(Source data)
* * * * * * *

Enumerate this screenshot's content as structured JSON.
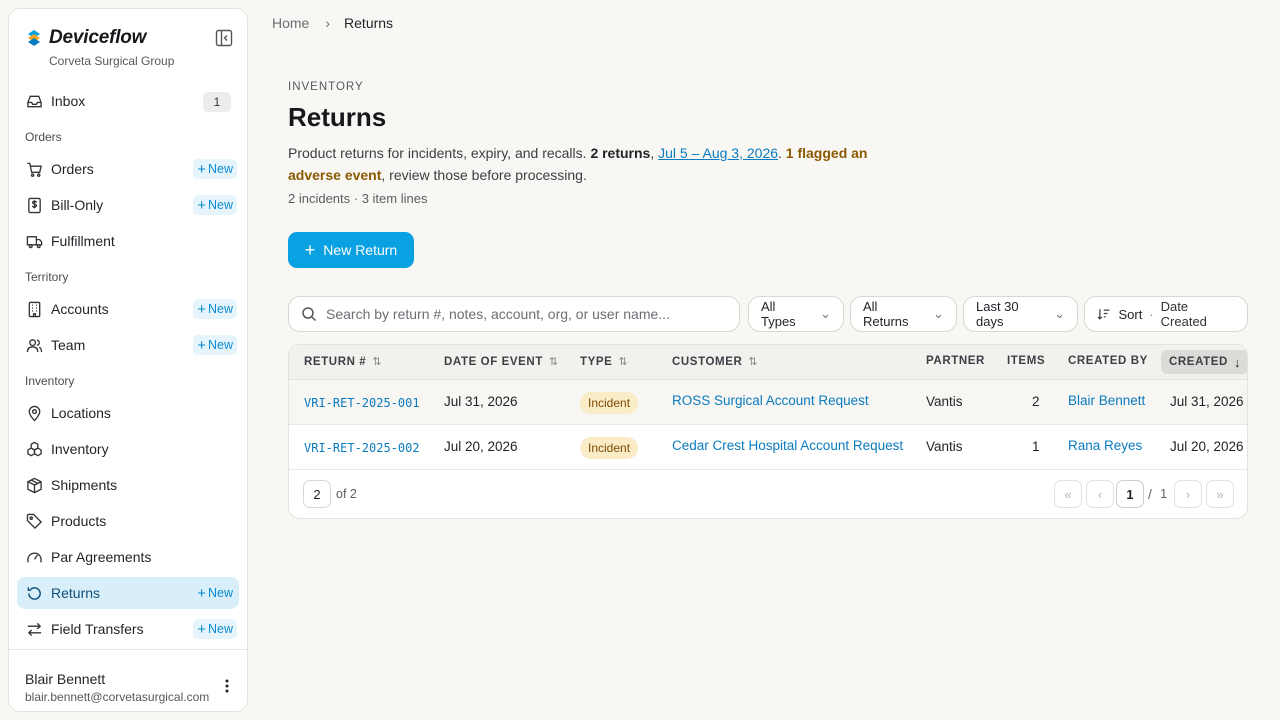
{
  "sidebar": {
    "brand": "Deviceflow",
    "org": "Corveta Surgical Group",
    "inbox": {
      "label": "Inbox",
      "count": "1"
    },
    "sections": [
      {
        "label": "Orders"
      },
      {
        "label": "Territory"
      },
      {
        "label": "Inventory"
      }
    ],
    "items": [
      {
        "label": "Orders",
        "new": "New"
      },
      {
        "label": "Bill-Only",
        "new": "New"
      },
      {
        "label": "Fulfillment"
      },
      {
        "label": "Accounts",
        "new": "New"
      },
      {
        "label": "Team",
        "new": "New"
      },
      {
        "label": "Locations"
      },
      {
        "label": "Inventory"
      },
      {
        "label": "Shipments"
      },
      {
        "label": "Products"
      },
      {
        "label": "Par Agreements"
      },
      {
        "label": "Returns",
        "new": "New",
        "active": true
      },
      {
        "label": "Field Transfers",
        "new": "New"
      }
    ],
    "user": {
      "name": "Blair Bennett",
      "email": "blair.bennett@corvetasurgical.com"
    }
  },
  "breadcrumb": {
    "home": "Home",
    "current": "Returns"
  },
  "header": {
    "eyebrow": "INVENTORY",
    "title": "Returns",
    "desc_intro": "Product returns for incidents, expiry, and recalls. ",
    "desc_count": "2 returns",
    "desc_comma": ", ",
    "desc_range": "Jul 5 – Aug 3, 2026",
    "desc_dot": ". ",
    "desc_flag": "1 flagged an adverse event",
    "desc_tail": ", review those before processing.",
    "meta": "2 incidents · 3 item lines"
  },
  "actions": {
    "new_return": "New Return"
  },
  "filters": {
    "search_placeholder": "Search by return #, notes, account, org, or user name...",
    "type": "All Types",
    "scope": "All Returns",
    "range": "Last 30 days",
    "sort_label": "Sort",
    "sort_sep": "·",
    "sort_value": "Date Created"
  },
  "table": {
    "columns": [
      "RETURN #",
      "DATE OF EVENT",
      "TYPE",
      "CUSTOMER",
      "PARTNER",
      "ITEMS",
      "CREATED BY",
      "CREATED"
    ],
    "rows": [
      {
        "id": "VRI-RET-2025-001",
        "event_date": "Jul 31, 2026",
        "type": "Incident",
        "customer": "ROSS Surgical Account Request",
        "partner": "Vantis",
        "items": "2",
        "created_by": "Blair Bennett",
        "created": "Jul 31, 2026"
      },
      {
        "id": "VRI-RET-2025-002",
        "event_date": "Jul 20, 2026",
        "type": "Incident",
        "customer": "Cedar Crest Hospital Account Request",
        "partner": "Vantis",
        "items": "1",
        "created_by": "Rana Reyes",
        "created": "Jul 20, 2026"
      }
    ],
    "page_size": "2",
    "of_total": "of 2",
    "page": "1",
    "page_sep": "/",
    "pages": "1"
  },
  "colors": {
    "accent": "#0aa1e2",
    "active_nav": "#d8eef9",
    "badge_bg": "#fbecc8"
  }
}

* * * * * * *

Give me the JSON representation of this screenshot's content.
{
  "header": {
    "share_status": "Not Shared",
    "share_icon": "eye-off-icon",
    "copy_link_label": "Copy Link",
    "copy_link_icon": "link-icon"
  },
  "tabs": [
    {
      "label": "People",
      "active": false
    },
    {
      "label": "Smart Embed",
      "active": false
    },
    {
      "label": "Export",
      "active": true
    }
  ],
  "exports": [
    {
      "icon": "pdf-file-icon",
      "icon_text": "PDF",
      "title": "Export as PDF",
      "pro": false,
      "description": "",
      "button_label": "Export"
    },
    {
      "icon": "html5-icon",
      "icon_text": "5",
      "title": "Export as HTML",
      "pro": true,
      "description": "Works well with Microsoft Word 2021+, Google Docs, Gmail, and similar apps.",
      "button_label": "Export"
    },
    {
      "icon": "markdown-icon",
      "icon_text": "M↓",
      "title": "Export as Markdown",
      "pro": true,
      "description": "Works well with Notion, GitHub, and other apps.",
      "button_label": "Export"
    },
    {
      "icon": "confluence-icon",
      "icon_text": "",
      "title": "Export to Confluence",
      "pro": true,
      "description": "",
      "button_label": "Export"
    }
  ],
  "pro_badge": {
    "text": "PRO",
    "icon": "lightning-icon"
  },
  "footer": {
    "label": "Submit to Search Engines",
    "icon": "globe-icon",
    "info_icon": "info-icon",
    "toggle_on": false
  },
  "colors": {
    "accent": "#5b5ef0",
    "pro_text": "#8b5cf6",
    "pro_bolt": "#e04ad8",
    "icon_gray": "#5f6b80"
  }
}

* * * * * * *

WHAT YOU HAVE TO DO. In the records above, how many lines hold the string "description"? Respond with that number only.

WRITTEN REPLY. 4